Svo lít ég upp og sé við erum saman þarna tvær
stjörnur á blárri festinguni sem færast nær og nær.
Ég man þig þegar augu mín eru opin, hverja stund.
En þegar ég nú legg þau aftur, fer ég á þinn fund.

~Megas

FITK re-run, first posted December 28, 2009

By Professor Batty


Comments: 0 




Wednesday, December 04, 2019

The Tonearms


Left to right:  Frankie Paradise,  Jerome Broughten,  Nick Radovich (on drums), Paul Scher, and  Larry Hayes

Another image from the Flippist Archives.

The Tonearms were a short-lived Minnesota blues band that was active in the early 1980s,  a turbulent era in local music. There was a (and still is) a vibrant blues scene centered around the Twin Cities, but the gig opportunities for a “straight” blues band were diminishing from a peak of a few years previous. The big names now were Prince, The Replacements and Hüsker Dü, none of whom were blues acts. Still, “da blooz” never dies, and this group definitely had credentials: Larry was one of the founders of Lamont Cranston (who were an inspiration for The Blues Brothers), Frankie and Paul were from The Explodo Boys, Jerome was an alum of Willie and the Bees, and Nick, well, Nick was Nick!

By Professor Batty


Comments: 2 




Monday, December 02, 2019

Last Picture Show



I was digging through the archives the other day, looking for a negative to scan and upload to a Wikipedia page. As I was rummaging, it dawned on me that somewhere in this mess was the last picture I shot with a film camera. I had bought a digital camera by then, but I also took along a medium format film camera. The image above (taken October 25, 2006), is that picture.
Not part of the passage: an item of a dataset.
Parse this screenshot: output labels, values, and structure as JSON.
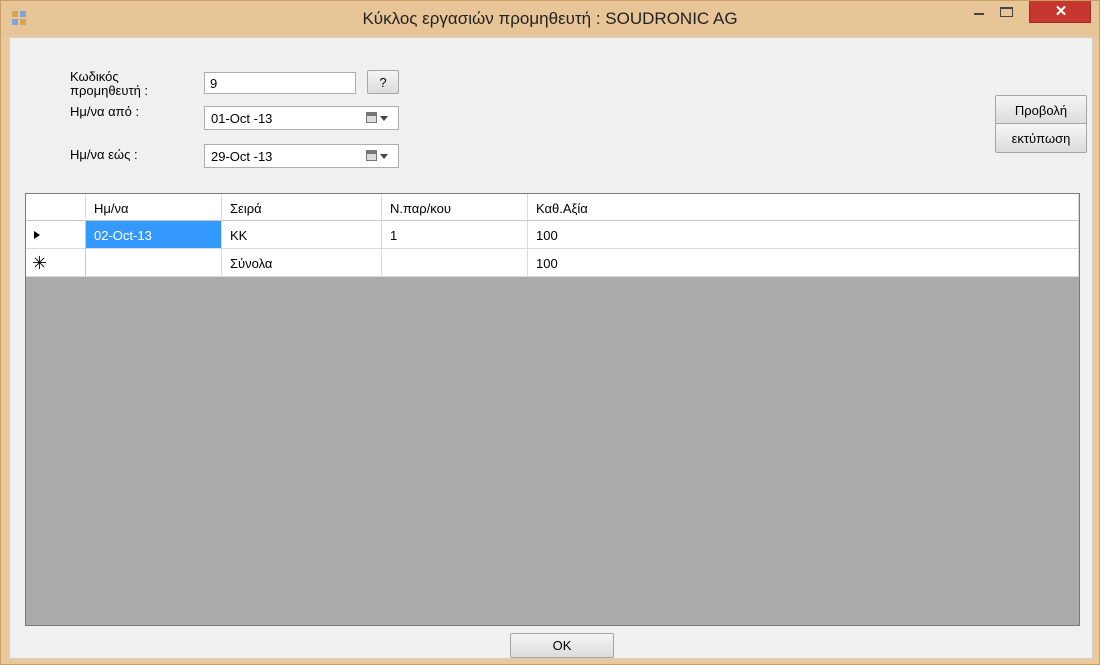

It was of a moss-covered lava field in Iceland, shot through the window of the shuttle bus returning to the airport.

 If you ever look back on the early days of FITK, you will notice that there weren’t many images in 2004 and 2005 (and some of those are ones I put in later.) I just didn’t take that many pictures then; I thought that writing a blog would be enough, who would post hundreds of pictures to a blog anyway?

I was definitely late to that party.

By Professor Batty


Comments: 2